According to the Director, thousands of decadent Lifestyle Anarchists have discouraged many millions of other Americans from embracing anarchism in a version Bookchin approves of. What discouraged many millions of Americans from embracing anarchism in the many decades before Lifestyle Anarchism came along, he does not say. (Did the machinations of Leninists like himself have anything to do with it?) One suspects that anarchism’s unpopularity had more to do with anarchism in general than with any of its particular versions. Bookchin’s fantastic exaggeration of the influence of Lifestyle Anarchists corresponds to his fantastic exaggeration of his own influence. The Lifestyle Anarchists must possess very powerful juju in order to outshout the voice of Reason as it booms forth so often and so eloquently from Murray Bookchin.

As in SALA, the Director rebukes the Lifestyle Anarchists – belatedly including John Clark – for elitism. This dictum, again unexplained, makes no more sense than it ever did. It is not clear why collectivist elitism – vanguardism – is superior to individualist elitism. Bookchin decries “abstract individualism” but never entertains the possibility that what his enemies espouse is concrete individualism, what Vaneigem calls radical subjectivity. Nor does he consider the possibility that what he espouses is abstract collectivism, not concrete collectivism (community). Abstract collectivism is totalitarianism, which is much worse than abstract individualism (classical liberalism). Elitism implies exclusivity, but Bookchin is the one who is reading thousands of anarchists out of the movement. Lifestyle Anarchism is intolerable, so Social Anarchism is intolerant. The movement “must become infected with intolerance against all who retard its growth by subservience to spontaneity,” as the lawyer Lenin put it. There may be a sense in which some so-called Lifestyle Anarchists might be elitists, i.e., they aspire to excellence and they want to level up. But they want everybody to level up – they want company – they want a world of what Raoul Vaneigem calls “masters without slaves,” not out of pity or paternalism but because they crave a community of fulfilled, enriched, masterful other individuals to relate to. John Simon, referring to the late American critic Dwight Macdonald, admitted that Macdonald was an elitist of sorts, but “an elitist, then, who would eagerly help others join the club, who would gladly have abandoned his badge of superiority for the sake of a world full of coequal elitists.” Only in that sense are post-left anarchists elitists.
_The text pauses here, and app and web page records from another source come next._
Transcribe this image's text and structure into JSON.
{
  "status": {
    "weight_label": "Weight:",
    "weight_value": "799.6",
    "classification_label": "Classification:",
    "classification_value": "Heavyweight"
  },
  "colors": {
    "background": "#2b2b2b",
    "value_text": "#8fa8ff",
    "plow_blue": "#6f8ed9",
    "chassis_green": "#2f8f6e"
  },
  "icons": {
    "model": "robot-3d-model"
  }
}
Bookchin’s proposed means of overthrowing hierarchy are patently hierarchical. Anarchists require “an organization ready and able to play a significant role in moving great masses of workers.” The vanguard is to lead, the masses are to follow, as usual. Bookchin would no doubt protest that he envisions something more reciprocal, dialectical, but on his own account, dialectics is not mere reciprocity, “some things are in fact very significantly more determining than others.” The organization is significantly more determining than the masses – that’s its purpose. This is Leninism – not metaphorical Leninism, not swear-word Leninism – it’s the real thing. The dog has returned to his vomit. The mantle of leftism which Bookchin has donned is a shroud.